HC Deb 04 June 1980 vol 985 cc1415-6
16. Mr. Michael McNair-Wilson

asked the Secretary of State for the Environment what degree of flexibility he allows in the implementation of structure plans.

Mr. Fox

Once a structure plan is approved my right hon. Friend remains involved only where there is an appeal, or a departure from the development plan, or where he sees fit to call in a proposal or to issue a statutory direction.

Mr. McNair-Wilson

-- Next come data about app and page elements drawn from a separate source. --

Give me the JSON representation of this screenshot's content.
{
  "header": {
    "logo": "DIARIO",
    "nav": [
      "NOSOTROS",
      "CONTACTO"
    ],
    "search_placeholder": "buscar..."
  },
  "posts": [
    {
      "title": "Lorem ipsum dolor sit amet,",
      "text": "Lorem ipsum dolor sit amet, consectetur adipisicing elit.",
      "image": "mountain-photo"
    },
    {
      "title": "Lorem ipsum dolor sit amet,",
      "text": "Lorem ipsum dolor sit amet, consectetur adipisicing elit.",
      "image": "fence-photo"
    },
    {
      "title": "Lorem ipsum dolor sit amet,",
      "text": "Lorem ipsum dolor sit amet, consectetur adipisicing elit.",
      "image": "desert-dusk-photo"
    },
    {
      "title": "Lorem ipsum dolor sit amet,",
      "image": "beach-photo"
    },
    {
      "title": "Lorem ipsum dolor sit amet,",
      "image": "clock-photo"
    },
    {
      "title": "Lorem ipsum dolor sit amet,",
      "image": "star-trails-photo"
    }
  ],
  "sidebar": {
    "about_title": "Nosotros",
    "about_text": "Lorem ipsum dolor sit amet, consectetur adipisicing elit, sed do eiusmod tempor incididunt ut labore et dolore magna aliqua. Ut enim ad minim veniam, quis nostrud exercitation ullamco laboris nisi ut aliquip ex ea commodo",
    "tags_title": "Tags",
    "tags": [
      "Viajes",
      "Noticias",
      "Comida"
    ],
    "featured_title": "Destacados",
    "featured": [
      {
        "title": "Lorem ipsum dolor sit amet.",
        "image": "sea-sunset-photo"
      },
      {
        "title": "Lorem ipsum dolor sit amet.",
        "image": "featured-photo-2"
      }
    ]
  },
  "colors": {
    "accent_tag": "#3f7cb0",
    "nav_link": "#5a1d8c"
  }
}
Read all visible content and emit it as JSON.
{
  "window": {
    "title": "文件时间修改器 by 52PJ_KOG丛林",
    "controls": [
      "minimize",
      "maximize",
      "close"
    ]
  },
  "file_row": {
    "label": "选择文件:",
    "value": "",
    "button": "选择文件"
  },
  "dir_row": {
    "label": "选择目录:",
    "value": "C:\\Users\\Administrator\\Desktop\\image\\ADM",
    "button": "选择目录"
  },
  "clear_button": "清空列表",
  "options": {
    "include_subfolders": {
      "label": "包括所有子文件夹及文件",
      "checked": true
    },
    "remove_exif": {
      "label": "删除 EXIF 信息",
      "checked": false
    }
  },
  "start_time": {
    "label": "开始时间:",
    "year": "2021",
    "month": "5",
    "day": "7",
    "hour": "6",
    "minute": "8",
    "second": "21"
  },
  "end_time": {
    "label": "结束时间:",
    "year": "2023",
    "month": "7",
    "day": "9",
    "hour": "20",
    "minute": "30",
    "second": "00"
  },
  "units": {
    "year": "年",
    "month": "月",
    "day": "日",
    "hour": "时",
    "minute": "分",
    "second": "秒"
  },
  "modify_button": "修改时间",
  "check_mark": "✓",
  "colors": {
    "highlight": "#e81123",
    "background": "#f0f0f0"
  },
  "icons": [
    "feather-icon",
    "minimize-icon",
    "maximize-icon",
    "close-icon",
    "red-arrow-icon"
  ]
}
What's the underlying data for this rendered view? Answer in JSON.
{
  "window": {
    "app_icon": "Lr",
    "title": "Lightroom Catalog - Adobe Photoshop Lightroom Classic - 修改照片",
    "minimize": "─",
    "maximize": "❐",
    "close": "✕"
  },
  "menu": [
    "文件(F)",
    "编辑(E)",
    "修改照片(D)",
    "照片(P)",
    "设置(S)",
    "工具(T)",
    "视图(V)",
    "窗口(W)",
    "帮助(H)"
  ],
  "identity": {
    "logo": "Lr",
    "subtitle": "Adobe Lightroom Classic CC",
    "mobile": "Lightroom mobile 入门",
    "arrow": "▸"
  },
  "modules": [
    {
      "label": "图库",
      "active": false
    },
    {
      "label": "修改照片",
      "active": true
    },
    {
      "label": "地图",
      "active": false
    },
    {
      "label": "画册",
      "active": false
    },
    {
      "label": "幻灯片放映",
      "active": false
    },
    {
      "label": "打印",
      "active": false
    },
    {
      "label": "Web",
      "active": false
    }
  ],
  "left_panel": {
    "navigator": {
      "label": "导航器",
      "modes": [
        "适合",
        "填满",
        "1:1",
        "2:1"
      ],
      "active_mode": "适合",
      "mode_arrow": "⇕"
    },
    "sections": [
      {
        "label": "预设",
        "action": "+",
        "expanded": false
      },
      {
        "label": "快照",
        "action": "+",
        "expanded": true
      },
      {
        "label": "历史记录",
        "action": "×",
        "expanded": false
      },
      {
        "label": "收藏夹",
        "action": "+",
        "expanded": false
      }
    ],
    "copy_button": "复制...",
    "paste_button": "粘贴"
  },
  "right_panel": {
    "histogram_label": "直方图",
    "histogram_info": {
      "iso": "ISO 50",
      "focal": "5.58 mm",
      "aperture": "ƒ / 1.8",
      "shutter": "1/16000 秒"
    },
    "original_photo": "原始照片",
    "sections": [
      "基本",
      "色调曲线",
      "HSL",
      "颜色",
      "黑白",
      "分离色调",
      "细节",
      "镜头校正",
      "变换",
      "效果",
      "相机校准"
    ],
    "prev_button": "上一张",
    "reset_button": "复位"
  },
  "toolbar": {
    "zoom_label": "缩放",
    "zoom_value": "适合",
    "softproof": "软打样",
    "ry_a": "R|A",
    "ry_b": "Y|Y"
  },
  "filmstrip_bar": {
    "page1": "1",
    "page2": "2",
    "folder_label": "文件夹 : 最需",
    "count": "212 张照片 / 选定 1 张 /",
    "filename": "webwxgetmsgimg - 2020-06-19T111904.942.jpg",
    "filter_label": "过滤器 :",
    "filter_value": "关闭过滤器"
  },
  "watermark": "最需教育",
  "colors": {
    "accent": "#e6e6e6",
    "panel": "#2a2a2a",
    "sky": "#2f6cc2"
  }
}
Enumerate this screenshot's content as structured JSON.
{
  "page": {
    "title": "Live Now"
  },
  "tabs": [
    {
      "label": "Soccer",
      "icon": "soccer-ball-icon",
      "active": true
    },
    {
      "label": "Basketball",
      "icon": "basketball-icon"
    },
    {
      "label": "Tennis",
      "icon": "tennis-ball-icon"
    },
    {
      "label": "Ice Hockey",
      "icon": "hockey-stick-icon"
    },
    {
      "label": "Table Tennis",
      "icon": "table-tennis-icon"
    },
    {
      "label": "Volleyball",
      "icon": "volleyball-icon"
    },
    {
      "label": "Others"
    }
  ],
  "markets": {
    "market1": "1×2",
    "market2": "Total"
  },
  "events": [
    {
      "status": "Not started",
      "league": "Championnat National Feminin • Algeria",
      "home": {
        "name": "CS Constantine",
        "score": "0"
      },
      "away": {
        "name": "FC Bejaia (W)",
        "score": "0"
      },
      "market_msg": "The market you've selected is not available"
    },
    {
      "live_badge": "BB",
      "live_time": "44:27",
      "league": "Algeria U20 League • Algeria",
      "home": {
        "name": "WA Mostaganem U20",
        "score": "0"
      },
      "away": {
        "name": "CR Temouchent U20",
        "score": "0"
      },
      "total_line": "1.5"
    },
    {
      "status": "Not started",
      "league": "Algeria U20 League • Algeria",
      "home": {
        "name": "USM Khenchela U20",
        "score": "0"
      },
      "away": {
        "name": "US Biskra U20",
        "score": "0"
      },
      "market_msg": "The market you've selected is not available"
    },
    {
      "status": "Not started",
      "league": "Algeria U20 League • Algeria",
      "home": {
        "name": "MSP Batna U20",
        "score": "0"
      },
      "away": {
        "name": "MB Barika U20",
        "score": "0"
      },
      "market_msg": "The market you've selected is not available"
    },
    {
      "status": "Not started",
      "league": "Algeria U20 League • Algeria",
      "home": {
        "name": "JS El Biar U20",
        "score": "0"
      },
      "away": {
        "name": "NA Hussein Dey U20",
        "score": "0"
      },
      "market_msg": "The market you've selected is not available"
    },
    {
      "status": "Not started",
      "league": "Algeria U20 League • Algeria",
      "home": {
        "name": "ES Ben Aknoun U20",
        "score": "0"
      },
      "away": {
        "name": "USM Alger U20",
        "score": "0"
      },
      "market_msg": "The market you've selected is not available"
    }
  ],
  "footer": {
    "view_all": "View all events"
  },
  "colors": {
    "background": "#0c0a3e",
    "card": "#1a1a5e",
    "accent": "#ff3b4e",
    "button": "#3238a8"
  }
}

Since the Secretary of State initiates regional strategy, his responsibility is total. If my hon. Friend has the doubts that he expressed to my hon. Friend the Member for Chipping Barnett (Mr. Chapman) about the efficacy of these structure plans, will he set up his inquiry rather than introduce the further six structure plans that he suggests? Does he agree that the gestation period for these structure plans is such that, with the shortage of resources that prevails today and with urban development a key policy, many of the plans are bureaucratic prophesies that have turned out completely wrong?

Mr. Fox

My hon. Friend is right in that we considered carefully whether this exercise should continue. The years that had elapsed between made it imperative that we should get these plans approved as speedily as possible. The length of time in preparation obviously makes these plans less relevant. Flexibility becomes more important. In my hon. Friend's own area especially with housing proposals, a local plan has yet to be prepared that will be site-specific. At that level he will get what he wants.

Mr. Gummer

Would my hon. Friend agree that the structure plan is used by local authorities as an excuse to be more inflexible than necessary? In my constituency, villages are dying because no development is allowed due to the structure plan that my right hon. Friend's predecessors accepted. There must be some kind of flexibility. This can come only from the top. Is he aware that local authorities use these plans as an excuse when making their decisions?

Mr. Fox

The purpose of structure plans was to lay down broad policy and a general programme. As my hon. Friend suggests, there are considerable problems. We are tackling them. As a result of one or two circulars that are in preparation or have been sent out, complaints similar to those that my hon. Friend brings forward will become fewer. I am aware of the serious situation he has drawn to my attention.